    Burros, though blond and blue-eyed, was pudgy, sallow and short, with thick-lensed glasses and an uncontrollable giggle. When he left the ANP, Burros returned to New York, where he published The Free American, "The Battle Organ of Racial Fascism," dated YF 76 (meaning "Year of the Fuehrer," counting from the birth of Hitler) and the bluntly entitled Kill. He had become grand dragon of New York's Ku Klux Klan when he met John McCandlish Phillips, a quiet, devout man who knew Burros' deepest secret: Burros was a Jew. He had been a star pupil at Hebrew school in a Queens synagogue and had been bar-mitzvahed at 13. Phillips was a Times reporter.

    The story made the front page on Oct. 31, 1965. Burros, visiting a friend in Reading, PA, bought a copy at the corner newsstand, returned to his friend's house and shot himself. Then Playboy asked Rockwell for an interview. Alex Haley telephoned for an appointment. While Haley assured Rockwell that he wasn't Jewish, he neglected to mention that he was black. Haley was escorted to Rockwell. Each man had a tape recorder ready. Rockwell took out a loaded pistol, placed it within reach, and said, "I'm ready when you are." Haley interviewed him four times. They developed an odd regard for each other: they exchanged correspondence, Rockwell addressing the envelopes to Haley with the initials "V.I.N."?Very Important Nigger. The interview, published in 1966, put Rockwell among the most sought-after speakers on the college lecture circuit. He spent much of 1966 and 1967 on tour, his views and showmanship attracting sell-out audiences. By 1967, he was making as much as $2000 a week. Remember, show business was in his blood. His cruel sense of humor and willingness to offend survives in the punk, oi and heavy metal bands released by Resistance Records. Skinhead gangs revere him as a hero and warrior, martyr and prophet. Dozens of websites bear his heroic self-portrait, reproduce his cartoons and caricatures and republish his articles and pamphlets.

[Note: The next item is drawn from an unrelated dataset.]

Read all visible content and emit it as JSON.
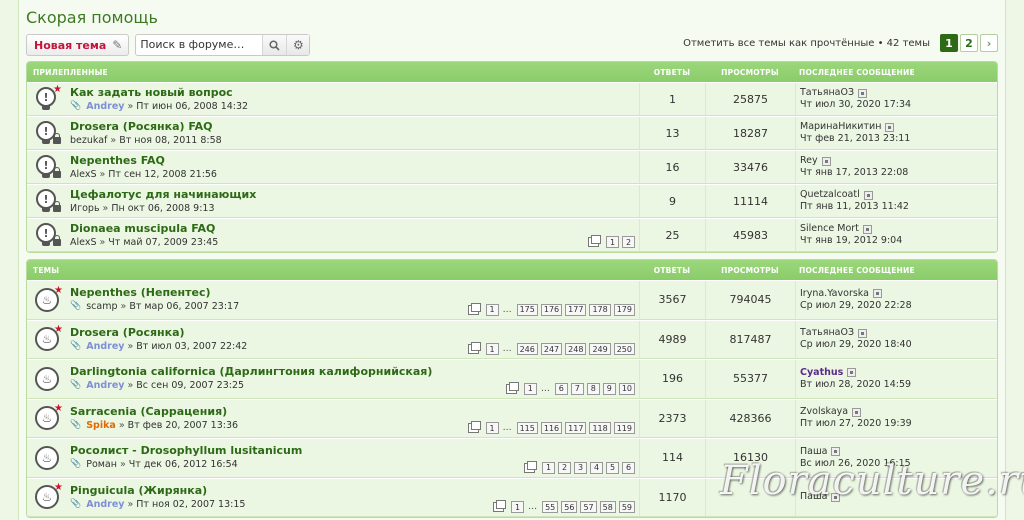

    On August 25, 1967, Rockwell drove to a launderette, where he loaded two machines with linens and underwear. Then he suddenly walked out to the car. He had released the brake when John Patler, whom Rockwell had expelled from the party, opened fire from the roof. One bullet entered to the right of his heart, rupturing major blood vessels. He staggered from the car and collapsed onto the pavement. No one went to him. The Associated Press yearbook for 1967 claimed his last recorded words were, "I forgot the bleach."